- _Directions_:
Exactly what is written in the records below should be returned, minus the images.

- _Material shown_:

..........

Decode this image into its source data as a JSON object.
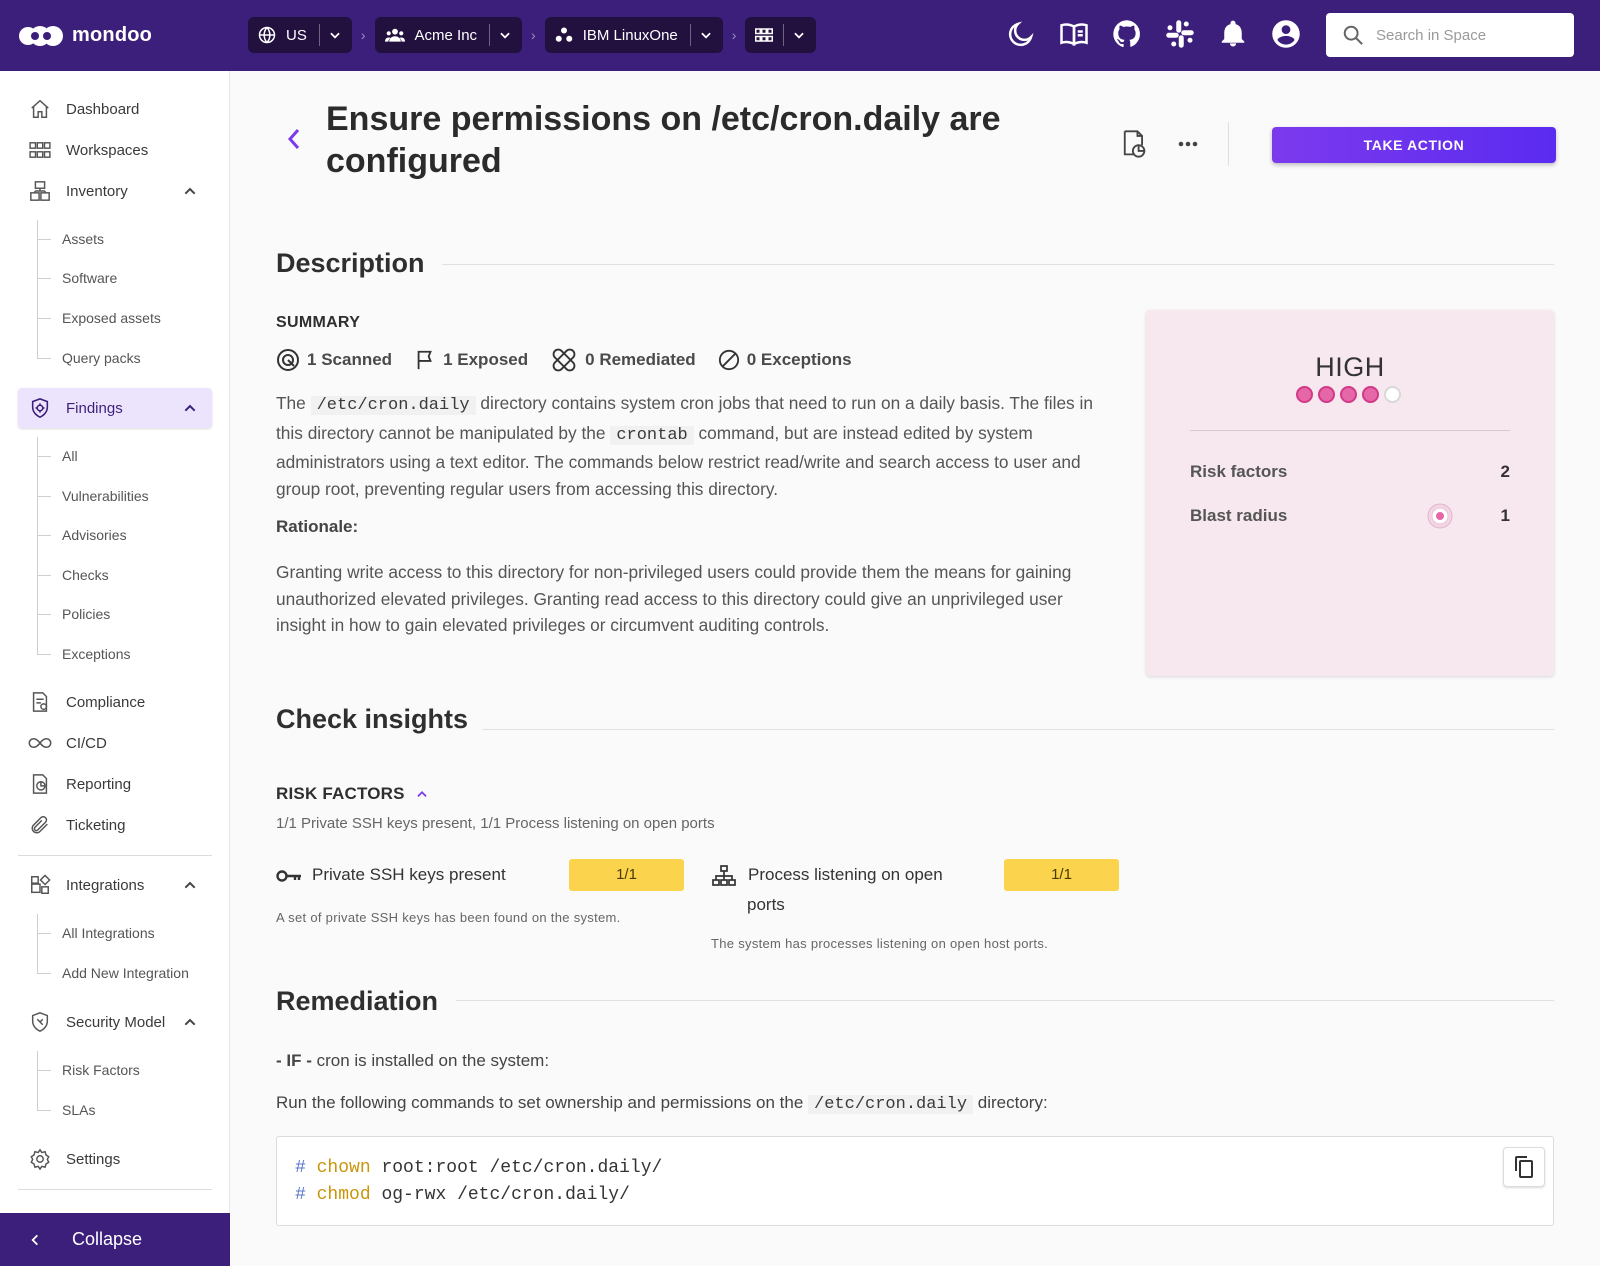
{
  "brand": {
    "name": "mondoo"
  },
  "breadcrumbs": [
    {
      "label": "US",
      "icon": "globe-icon"
    },
    {
      "label": "Acme Inc",
      "icon": "organization-icon"
    },
    {
      "label": "IBM LinuxOne",
      "icon": "space-icon"
    },
    {
      "label": "",
      "icon": "workspace-icon"
    }
  ],
  "topbar_icons": [
    "dark-mode-icon",
    "docs-icon",
    "github-icon",
    "slack-icon",
    "notifications-icon",
    "account-icon"
  ],
  "search": {
    "placeholder": "Search in Space"
  },
  "sidebar": {
    "dashboard": "Dashboard",
    "workspaces": "Workspaces",
    "inventory": "Inventory",
    "inventory_items": [
      "Assets",
      "Software",
      "Exposed assets",
      "Query packs"
    ],
    "findings": "Findings",
    "findings_items": [
      "All",
      "Vulnerabilities",
      "Advisories",
      "Checks",
      "Policies",
      "Exceptions"
    ],
    "compliance": "Compliance",
    "cicd": "CI/CD",
    "reporting": "Reporting",
    "ticketing": "Ticketing",
    "integrations": "Integrations",
    "integrations_items": [
      "All Integrations",
      "Add New Integration"
    ],
    "security_model": "Security Model",
    "security_model_items": [
      "Risk Factors",
      "SLAs"
    ],
    "settings": "Settings",
    "collapse": "Collapse"
  },
  "header": {
    "title": "Ensure permissions on /etc/cron.daily are configured",
    "take_action": "TAKE ACTION"
  },
  "description": {
    "title": "Description",
    "summary_label": "SUMMARY",
    "stats": {
      "scanned": {
        "count": "1",
        "label": "Scanned"
      },
      "exposed": {
        "count": "1",
        "label": "Exposed"
      },
      "remediated": {
        "count": "0",
        "label": "Remediated"
      },
      "exceptions": {
        "count": "0",
        "label": "Exceptions"
      }
    },
    "para1": {
      "t1": "The ",
      "c1": "/etc/cron.daily",
      "t2": " directory contains system cron jobs that need to run on a daily basis. The files in this directory cannot be manipulated by the ",
      "c2": "crontab",
      "t3": " command, but are instead edited by system administrators using a text editor. The commands below restrict read/write and search access to user and group root, preventing regular users from accessing this directory."
    },
    "rationale_label": "Rationale:",
    "rationale": "Granting write access to this directory for non-privileged users could provide them the means for gaining unauthorized elevated privileges. Granting read access to this directory could give an unprivileged user insight in how to gain elevated privileges or circumvent auditing controls."
  },
  "risk_card": {
    "level": "HIGH",
    "level_dots_filled": 4,
    "level_dots_total": 5,
    "risk_factors_label": "Risk factors",
    "risk_factors_value": "2",
    "blast_radius_label": "Blast radius",
    "blast_radius_value": "1"
  },
  "check_insights": {
    "title": "Check insights",
    "risk_factors_header": "RISK FACTORS",
    "risk_factors_summary": "1/1 Private SSH keys present, 1/1 Process listening on open ports",
    "factors": [
      {
        "icon": "key-icon",
        "label": "Private SSH keys present",
        "count": "1/1",
        "description": "A set of private SSH keys has been found on the system."
      },
      {
        "icon": "network-icon",
        "label_line1": "Process listening on open",
        "label_line2": "ports",
        "count": "1/1",
        "description": "The system has processes listening on open host ports."
      }
    ]
  },
  "remediation": {
    "title": "Remediation",
    "if_prefix": "- IF -",
    "if_text": " cron is installed on the system:",
    "run_text1": "Run the following commands to set ownership and permissions on the ",
    "run_code": "/etc/cron.daily",
    "run_text2": " directory:",
    "code_lines": [
      {
        "hash": "#",
        "cmd": "chown",
        "args": "root:root /etc/cron.daily/"
      },
      {
        "hash": "#",
        "cmd": "chmod",
        "args": "og-rwx /etc/cron.daily/"
      }
    ]
  },
  "colors": {
    "topbar": "#3c1f7b",
    "accent": "#7c3aed",
    "risk_high": "#e667a7",
    "risk_card_bg": "#f7e8ef",
    "badge": "#fcd34d"
  }
}
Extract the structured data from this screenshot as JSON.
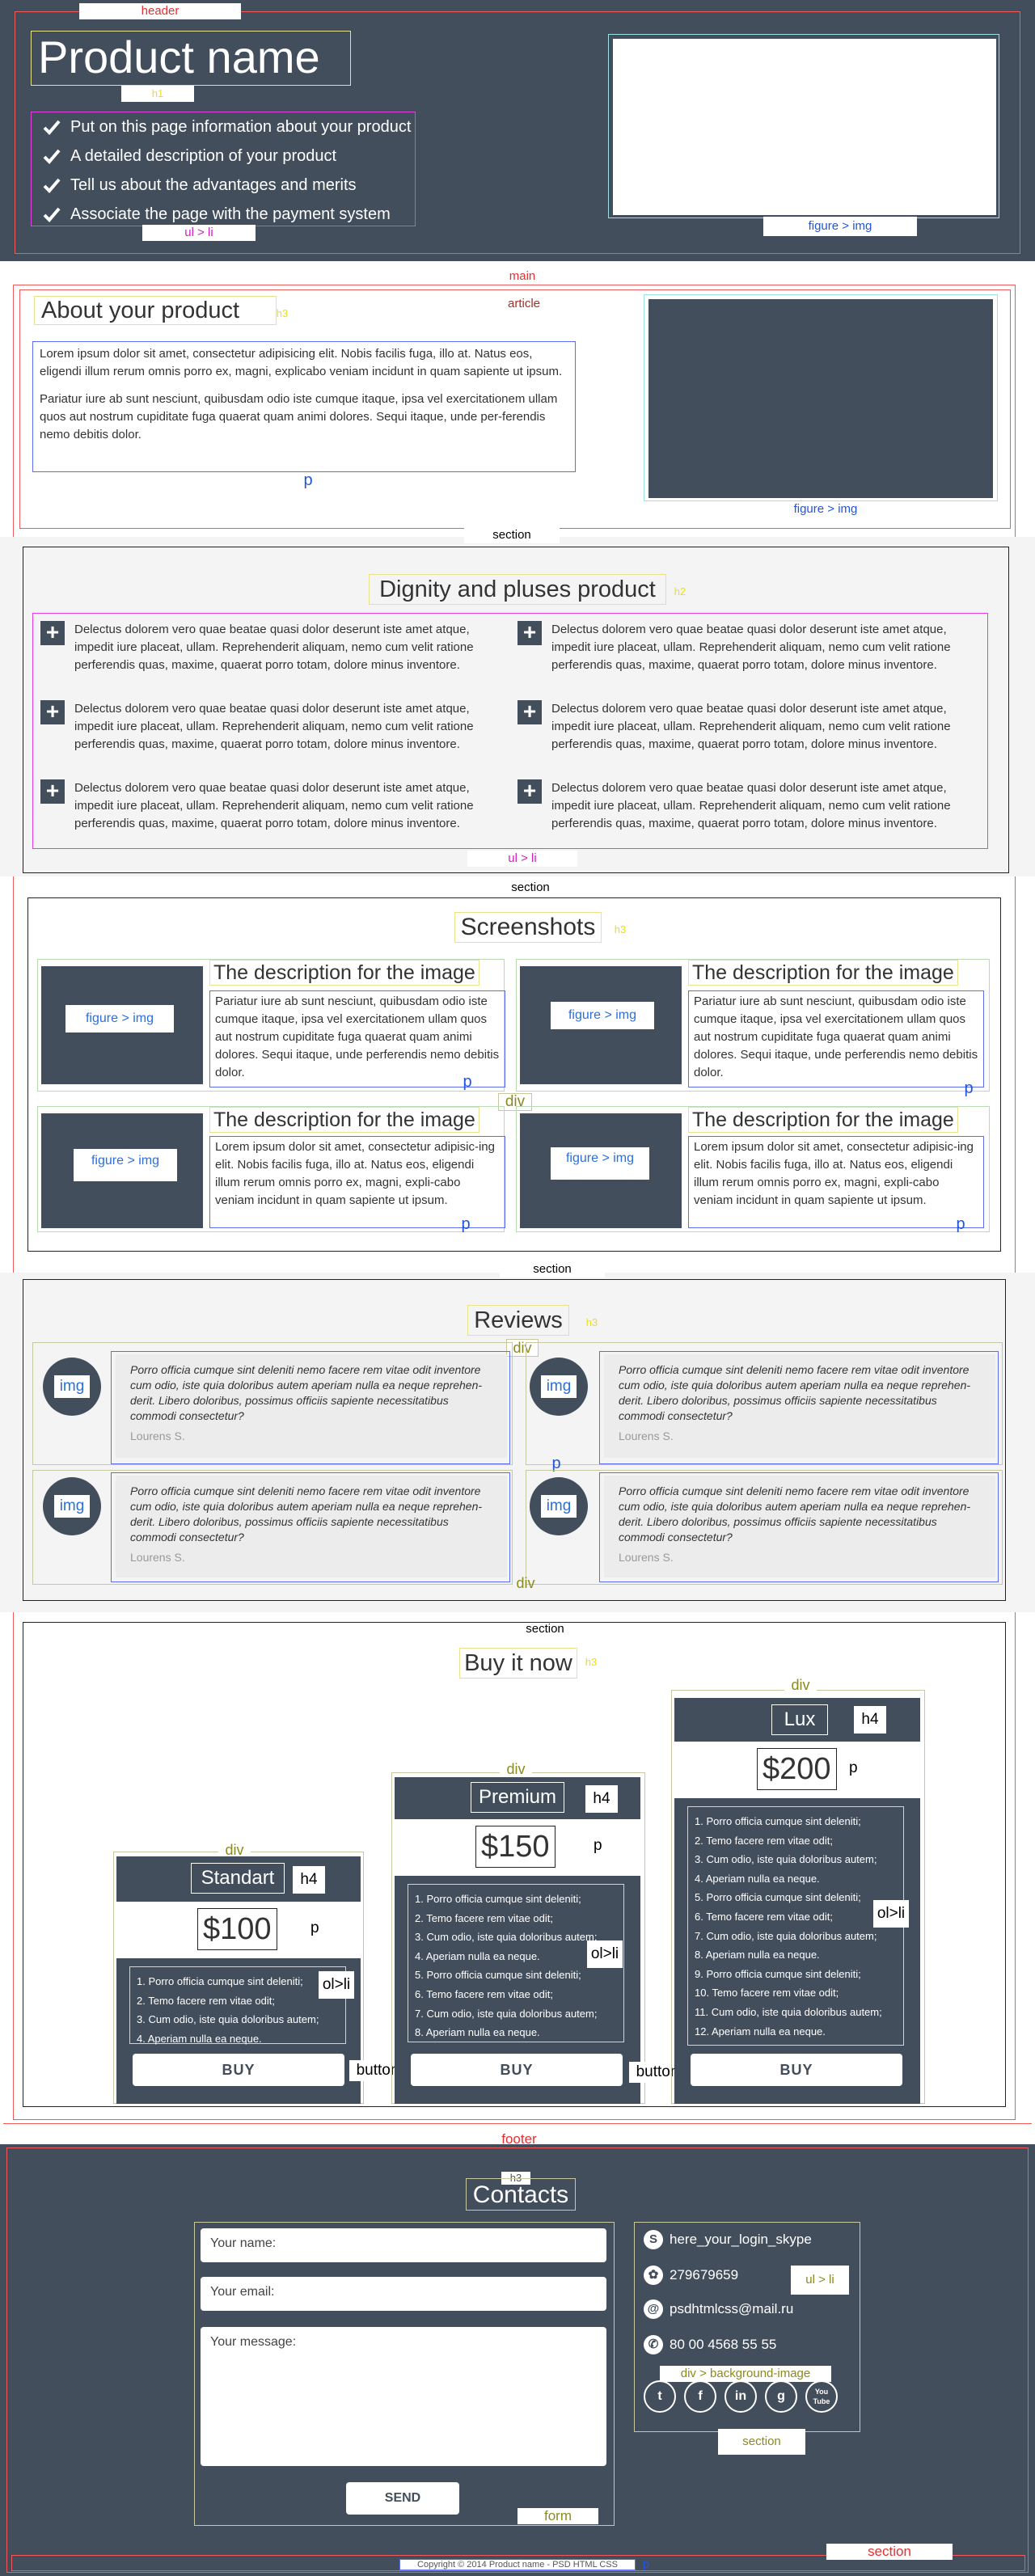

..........

- _Reply to the task_:
Decode this image into its source data as a JSON object.
{
  "brand": {
    "name": "mondoo"
  },
  "breadcrumbs": [
    {
      "label": "US",
      "icon": "globe-icon"
    },
    {
      "label": "Acme Inc",
      "icon": "organization-icon"
    },
    {
      "label": "IBM LinuxOne",
      "icon": "space-icon"
    },
    {
      "label": "",
      "icon": "workspace-icon"
    }
  ],
  "topbar_icons": [
    "dark-mode-icon",
    "docs-icon",
    "github-icon",
    "slack-icon",
    "notifications-icon",
    "account-icon"
  ],
  "search": {
    "placeholder": "Search in Space"
  },
  "sidebar": {
    "dashboard": "Dashboard",
    "workspaces": "Workspaces",
    "inventory": "Inventory",
    "inventory_items": [
      "Assets",
      "Software",
      "Exposed assets",
      "Query packs"
    ],
    "findings": "Findings",
    "findings_items": [
      "All",
      "Vulnerabilities",
      "Advisories",
      "Checks",
      "Policies",
      "Exceptions"
    ],
    "compliance": "Compliance",
    "cicd": "CI/CD",
    "reporting": "Reporting",
    "ticketing": "Ticketing",
    "integrations": "Integrations",
    "integrations_items": [
      "All Integrations",
      "Add New Integration"
    ],
    "security_model": "Security Model",
    "security_model_items": [
      "Risk Factors",
      "SLAs"
    ],
    "settings": "Settings",
    "collapse": "Collapse"
  },
  "header": {
    "title": "Ensure permissions on /etc/cron.daily are configured",
    "take_action": "TAKE ACTION"
  },
  "description": {
    "title": "Description",
    "summary_label": "SUMMARY",
    "stats": {
      "scanned": {
        "count": "1",
        "label": "Scanned"
      },
      "exposed": {
        "count": "1",
        "label": "Exposed"
      },
      "remediated": {
        "count": "0",
        "label": "Remediated"
      },
      "exceptions": {
        "count": "0",
        "label": "Exceptions"
      }
    },
    "para1": {
      "t1": "The ",
      "c1": "/etc/cron.daily",
      "t2": " directory contains system cron jobs that need to run on a daily basis. The files in this directory cannot be manipulated by the ",
      "c2": "crontab",
      "t3": " command, but are instead edited by system administrators using a text editor. The commands below restrict read/write and search access to user and group root, preventing regular users from accessing this directory."
    },
    "rationale_label": "Rationale:",
    "rationale": "Granting write access to this directory for non-privileged users could provide them the means for gaining unauthorized elevated privileges. Granting read access to this directory could give an unprivileged user insight in how to gain elevated privileges or circumvent auditing controls."
  },
  "risk_card": {
    "level": "HIGH",
    "level_dots_filled": 4,
    "level_dots_total": 5,
    "risk_factors_label": "Risk factors",
    "risk_factors_value": "2",
    "blast_radius_label": "Blast radius",
    "blast_radius_value": "1"
  },
  "check_insights": {
    "title": "Check insights",
    "risk_factors_header": "RISK FACTORS",
    "risk_factors_summary": "1/1 Private SSH keys present, 1/1 Process listening on open ports",
    "factors": [
      {
        "icon": "key-icon",
        "label": "Private SSH keys present",
        "count": "1/1",
        "description": "A set of private SSH keys has been found on the system."
      },
      {
        "icon": "network-icon",
        "label_line1": "Process listening on open",
        "label_line2": "ports",
        "count": "1/1",
        "description": "The system has processes listening on open host ports."
      }
    ]
  },
  "remediation": {
    "title": "Remediation",
    "if_prefix": "- IF -",
    "if_text": " cron is installed on the system:",
    "run_text1": "Run the following commands to set ownership and permissions on the ",
    "run_code": "/etc/cron.daily",
    "run_text2": " directory:",
    "code_lines": [
      {
        "hash": "#",
        "cmd": "chown",
        "args": "root:root /etc/cron.daily/"
      },
      {
        "hash": "#",
        "cmd": "chmod",
        "args": "og-rwx /etc/cron.daily/"
      }
    ]
  },
  "colors": {
    "topbar": "#3c1f7b",
    "accent": "#7c3aed",
    "risk_high": "#e667a7",
    "risk_card_bg": "#f7e8ef",
    "badge": "#fcd34d"
  }
}
Extract the structured data from this screenshot as JSON.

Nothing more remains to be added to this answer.